_Problem:_
Retrieve every line from the records in which the word "Setting" occurs.

_Web page and app entries:_
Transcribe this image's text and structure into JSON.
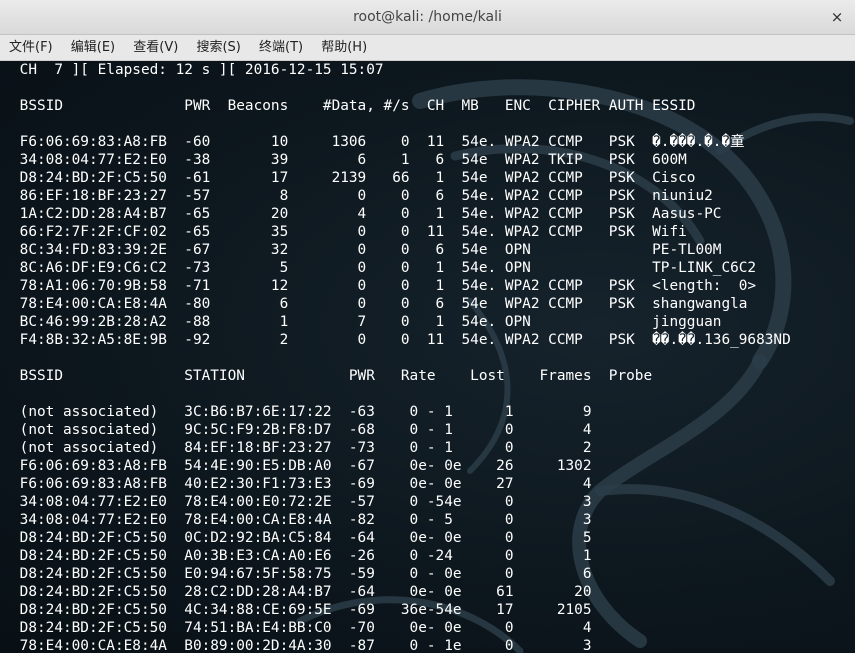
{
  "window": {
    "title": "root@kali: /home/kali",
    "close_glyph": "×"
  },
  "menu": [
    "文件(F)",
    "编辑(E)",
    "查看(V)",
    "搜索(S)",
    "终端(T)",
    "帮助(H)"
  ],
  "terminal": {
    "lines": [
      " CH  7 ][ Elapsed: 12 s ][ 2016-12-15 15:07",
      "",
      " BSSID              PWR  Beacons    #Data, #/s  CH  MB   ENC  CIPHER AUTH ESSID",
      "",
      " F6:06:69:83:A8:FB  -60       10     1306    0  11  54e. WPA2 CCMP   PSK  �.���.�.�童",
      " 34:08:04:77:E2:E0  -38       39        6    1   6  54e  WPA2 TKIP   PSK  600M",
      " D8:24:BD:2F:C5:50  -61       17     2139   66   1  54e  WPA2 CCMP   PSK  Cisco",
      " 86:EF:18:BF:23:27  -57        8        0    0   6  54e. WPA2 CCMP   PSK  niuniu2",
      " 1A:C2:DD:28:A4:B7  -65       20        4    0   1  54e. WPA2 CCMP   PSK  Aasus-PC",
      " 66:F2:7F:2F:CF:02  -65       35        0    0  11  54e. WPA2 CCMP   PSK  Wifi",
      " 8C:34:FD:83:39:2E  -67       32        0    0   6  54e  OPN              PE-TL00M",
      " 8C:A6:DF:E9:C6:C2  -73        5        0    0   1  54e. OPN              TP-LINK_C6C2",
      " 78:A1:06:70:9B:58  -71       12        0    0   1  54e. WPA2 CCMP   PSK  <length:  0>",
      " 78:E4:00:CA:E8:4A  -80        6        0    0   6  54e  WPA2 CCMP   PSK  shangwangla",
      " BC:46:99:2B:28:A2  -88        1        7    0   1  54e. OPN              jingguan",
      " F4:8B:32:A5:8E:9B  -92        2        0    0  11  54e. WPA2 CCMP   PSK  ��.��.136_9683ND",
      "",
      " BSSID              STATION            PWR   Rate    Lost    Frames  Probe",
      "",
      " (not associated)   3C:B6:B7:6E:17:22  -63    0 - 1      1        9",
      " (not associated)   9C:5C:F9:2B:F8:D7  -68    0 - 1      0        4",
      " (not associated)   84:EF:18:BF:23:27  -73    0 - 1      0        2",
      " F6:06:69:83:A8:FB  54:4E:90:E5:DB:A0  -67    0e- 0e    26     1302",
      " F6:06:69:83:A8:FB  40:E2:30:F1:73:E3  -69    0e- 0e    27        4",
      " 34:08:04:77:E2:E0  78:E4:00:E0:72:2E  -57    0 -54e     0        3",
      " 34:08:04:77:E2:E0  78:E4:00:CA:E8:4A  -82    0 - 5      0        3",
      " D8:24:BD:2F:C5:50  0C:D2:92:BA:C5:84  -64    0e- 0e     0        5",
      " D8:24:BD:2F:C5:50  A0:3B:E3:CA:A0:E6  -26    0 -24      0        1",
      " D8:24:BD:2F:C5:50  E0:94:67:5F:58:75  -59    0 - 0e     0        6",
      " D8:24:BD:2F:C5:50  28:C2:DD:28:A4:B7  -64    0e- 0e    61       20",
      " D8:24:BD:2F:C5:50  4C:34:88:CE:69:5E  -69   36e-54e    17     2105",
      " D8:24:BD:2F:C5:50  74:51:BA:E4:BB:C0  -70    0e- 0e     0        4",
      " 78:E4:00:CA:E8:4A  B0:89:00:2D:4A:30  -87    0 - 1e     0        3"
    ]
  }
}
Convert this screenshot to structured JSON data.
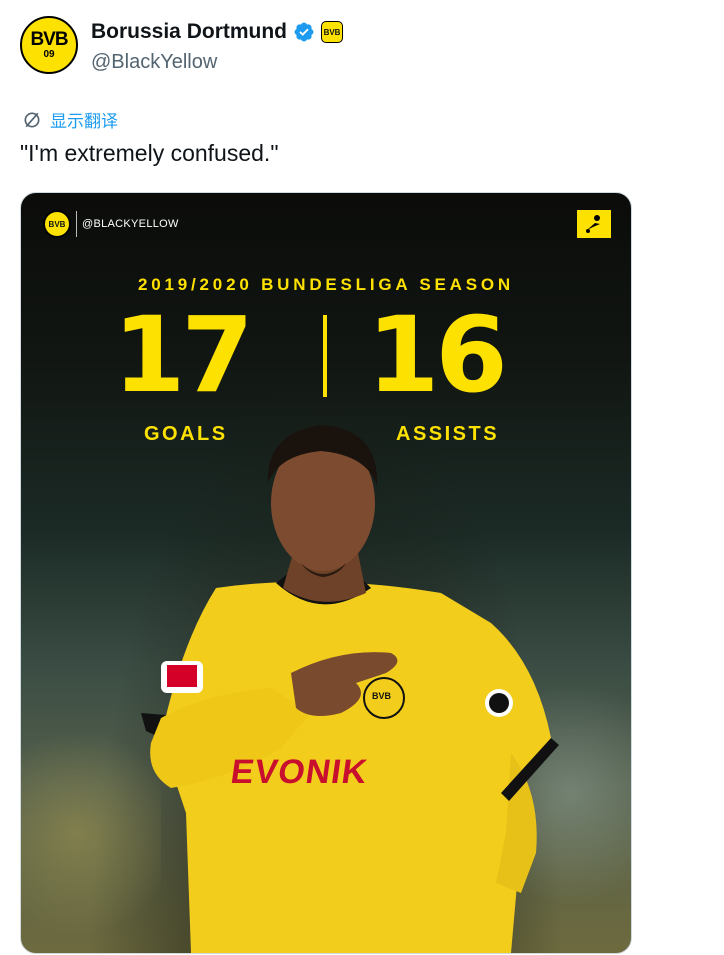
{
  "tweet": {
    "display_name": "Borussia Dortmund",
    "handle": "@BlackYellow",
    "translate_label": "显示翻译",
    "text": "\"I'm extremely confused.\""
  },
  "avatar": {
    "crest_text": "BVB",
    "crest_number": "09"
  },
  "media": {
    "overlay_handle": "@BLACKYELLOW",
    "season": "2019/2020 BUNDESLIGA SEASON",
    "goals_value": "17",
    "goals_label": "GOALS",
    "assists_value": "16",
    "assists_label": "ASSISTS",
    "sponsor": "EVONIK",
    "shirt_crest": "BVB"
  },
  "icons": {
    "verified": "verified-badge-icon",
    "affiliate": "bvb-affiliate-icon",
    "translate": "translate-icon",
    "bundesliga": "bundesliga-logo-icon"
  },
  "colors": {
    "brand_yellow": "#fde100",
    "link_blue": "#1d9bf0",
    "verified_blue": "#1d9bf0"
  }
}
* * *
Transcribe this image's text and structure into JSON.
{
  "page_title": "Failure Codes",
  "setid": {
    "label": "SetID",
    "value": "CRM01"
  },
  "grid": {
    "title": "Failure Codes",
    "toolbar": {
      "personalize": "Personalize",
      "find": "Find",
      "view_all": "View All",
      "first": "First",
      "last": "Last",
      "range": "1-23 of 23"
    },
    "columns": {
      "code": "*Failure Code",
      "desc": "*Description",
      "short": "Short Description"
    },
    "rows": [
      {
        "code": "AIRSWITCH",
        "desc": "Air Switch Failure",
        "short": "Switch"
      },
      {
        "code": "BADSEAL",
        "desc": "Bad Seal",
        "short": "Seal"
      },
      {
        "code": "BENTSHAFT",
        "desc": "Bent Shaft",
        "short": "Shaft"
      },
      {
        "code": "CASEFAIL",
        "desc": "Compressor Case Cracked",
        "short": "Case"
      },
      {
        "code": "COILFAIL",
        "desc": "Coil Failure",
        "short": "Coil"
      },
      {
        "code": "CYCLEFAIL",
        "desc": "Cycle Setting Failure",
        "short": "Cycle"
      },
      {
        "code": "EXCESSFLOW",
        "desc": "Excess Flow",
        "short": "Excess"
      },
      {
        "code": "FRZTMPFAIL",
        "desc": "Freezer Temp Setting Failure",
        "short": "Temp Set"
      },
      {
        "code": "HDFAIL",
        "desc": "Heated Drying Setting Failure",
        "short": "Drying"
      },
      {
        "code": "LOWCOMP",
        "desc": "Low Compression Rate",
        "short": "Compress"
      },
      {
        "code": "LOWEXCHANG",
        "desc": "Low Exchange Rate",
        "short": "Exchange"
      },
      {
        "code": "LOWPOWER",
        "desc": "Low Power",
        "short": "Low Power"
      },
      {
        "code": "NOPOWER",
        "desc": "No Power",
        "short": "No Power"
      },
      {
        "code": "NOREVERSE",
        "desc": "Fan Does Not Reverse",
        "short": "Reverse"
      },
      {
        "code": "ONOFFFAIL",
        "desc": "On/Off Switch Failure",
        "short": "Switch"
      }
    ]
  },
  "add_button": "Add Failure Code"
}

_Completed task:_
        "desc": "Cycle Setting Failure",
        "desc": "Freezer Temp Setting Failure",
        "desc": "Heated Drying Setting Failure",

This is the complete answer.